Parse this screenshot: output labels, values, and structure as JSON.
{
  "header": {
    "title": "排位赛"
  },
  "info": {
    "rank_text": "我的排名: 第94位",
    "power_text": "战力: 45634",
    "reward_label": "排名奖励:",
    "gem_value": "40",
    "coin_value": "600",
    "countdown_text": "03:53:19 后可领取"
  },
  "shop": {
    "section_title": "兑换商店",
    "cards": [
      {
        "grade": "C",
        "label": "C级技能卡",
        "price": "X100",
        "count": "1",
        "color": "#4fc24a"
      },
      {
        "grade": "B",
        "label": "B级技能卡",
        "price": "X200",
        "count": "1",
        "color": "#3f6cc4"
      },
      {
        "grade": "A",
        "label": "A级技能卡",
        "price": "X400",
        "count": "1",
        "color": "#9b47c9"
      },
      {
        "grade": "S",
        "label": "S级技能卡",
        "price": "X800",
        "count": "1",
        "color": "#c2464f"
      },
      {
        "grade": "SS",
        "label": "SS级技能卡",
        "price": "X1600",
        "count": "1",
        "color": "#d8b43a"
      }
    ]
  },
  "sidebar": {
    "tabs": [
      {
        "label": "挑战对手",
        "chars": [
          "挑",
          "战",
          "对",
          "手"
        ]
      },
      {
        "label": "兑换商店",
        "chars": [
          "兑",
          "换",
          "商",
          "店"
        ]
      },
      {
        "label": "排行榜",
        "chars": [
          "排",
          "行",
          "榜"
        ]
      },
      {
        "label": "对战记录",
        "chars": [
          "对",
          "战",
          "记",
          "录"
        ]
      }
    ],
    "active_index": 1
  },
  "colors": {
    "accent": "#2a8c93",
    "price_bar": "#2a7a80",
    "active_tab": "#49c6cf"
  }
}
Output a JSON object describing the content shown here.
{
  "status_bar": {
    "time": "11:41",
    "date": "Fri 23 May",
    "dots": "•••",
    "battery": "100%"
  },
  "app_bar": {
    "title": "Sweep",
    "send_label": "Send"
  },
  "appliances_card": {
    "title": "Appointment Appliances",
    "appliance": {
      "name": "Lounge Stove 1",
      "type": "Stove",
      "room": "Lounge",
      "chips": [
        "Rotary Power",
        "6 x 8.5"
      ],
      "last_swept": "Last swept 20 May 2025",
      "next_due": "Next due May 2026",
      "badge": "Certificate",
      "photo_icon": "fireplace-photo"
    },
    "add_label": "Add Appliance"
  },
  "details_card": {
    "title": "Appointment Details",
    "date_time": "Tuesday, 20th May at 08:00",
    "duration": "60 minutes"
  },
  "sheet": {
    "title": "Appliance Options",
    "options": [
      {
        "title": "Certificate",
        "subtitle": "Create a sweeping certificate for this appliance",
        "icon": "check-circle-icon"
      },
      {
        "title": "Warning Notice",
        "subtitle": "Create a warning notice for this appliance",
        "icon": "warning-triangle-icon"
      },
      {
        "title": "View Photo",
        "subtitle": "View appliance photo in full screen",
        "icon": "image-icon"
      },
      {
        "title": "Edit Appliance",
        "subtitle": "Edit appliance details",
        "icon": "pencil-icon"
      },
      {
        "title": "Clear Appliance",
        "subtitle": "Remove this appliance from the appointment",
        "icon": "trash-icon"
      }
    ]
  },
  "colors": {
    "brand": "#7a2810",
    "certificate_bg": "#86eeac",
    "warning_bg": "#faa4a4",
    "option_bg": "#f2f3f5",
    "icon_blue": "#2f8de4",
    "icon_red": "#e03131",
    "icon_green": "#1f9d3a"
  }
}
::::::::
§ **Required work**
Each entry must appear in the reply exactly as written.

§ **Finished exercise**
Parse this screenshot: output labels, values, and structure as JSON.
{
  "header": {
    "title": "排位赛"
  },
  "info": {
    "rank_text": "我的排名: 第94位",
    "power_text": "战力: 45634",
    "reward_label": "排名奖励:",
    "gem_value": "40",
    "coin_value": "600",
    "countdown_text": "03:53:19 后可领取"
  },
  "shop": {
    "section_title": "兑换商店",
    "cards": [
      {
        "grade": "C",
        "label": "C级技能卡",
        "price": "X100",
        "count": "1",
        "color": "#4fc24a"
      },
      {
        "grade": "B",
        "label": "B级技能卡",
        "price": "X200",
        "count": "1",
        "color": "#3f6cc4"
      },
      {
        "grade": "A",
        "label": "A级技能卡",
        "price": "X400",
        "count": "1",
        "color": "#9b47c9"
      },
      {
        "grade": "S",
        "label": "S级技能卡",
        "price": "X800",
        "count": "1",
        "color": "#c2464f"
      },
      {
        "grade": "SS",
        "label": "SS级技能卡",
        "price": "X1600",
        "count": "1",
        "color": "#d8b43a"
      }
    ]
  },
  "sidebar": {
    "tabs": [
      {
        "label": "挑战对手",
        "chars": [
          "挑",
          "战",
          "对",
          "手"
        ]
      },
      {
        "label": "兑换商店",
        "chars": [
          "兑",
          "换",
          "商",
          "店"
        ]
      },
      {
        "label": "排行榜",
        "chars": [
          "排",
          "行",
          "榜"
        ]
      },
      {
        "label": "对战记录",
        "chars": [
          "对",
          "战",
          "记",
          "录"
        ]
      }
    ],
    "active_index": 1
  },
  "colors": {
    "accent": "#2a8c93",
    "price_bar": "#2a7a80",
    "active_tab": "#49c6cf"
  }
}
Output a JSON object describing the content shown here.
{
  "status_bar": {
    "time": "11:41",
    "date": "Fri 23 May",
    "dots": "•••",
    "battery": "100%"
  },
  "app_bar": {
    "title": "Sweep",
    "send_label": "Send"
  },
  "appliances_card": {
    "title": "Appointment Appliances",
    "appliance": {
      "name": "Lounge Stove 1",
      "type": "Stove",
      "room": "Lounge",
      "chips": [
        "Rotary Power",
        "6 x 8.5"
      ],
      "last_swept": "Last swept 20 May 2025",
      "next_due": "Next due May 2026",
      "badge": "Certificate",
      "photo_icon": "fireplace-photo"
    },
    "add_label": "Add Appliance"
  },
  "details_card": {
    "title": "Appointment Details",
    "date_time": "Tuesday, 20th May at 08:00",
    "duration": "60 minutes"
  },
  "sheet": {
    "title": "Appliance Options",
    "options": [
      {
        "title": "Certificate",
        "subtitle": "Create a sweeping certificate for this appliance",
        "icon": "check-circle-icon"
      },
      {
        "title": "Warning Notice",
        "subtitle": "Create a warning notice for this appliance",
        "icon": "warning-triangle-icon"
      },
      {
        "title": "View Photo",
        "subtitle": "View appliance photo in full screen",
        "icon": "image-icon"
      },
      {
        "title": "Edit Appliance",
        "subtitle": "Edit appliance details",
        "icon": "pencil-icon"
      },
      {
        "title": "Clear Appliance",
        "subtitle": "Remove this appliance from the appointment",
        "icon": "trash-icon"
      }
    ]
  },
  "colors": {
    "brand": "#7a2810",
    "certificate_bg": "#86eeac",
    "warning_bg": "#faa4a4",
    "option_bg": "#f2f3f5",
    "icon_blue": "#2f8de4",
    "icon_red": "#e03131",
    "icon_green": "#1f9d3a"
  }
}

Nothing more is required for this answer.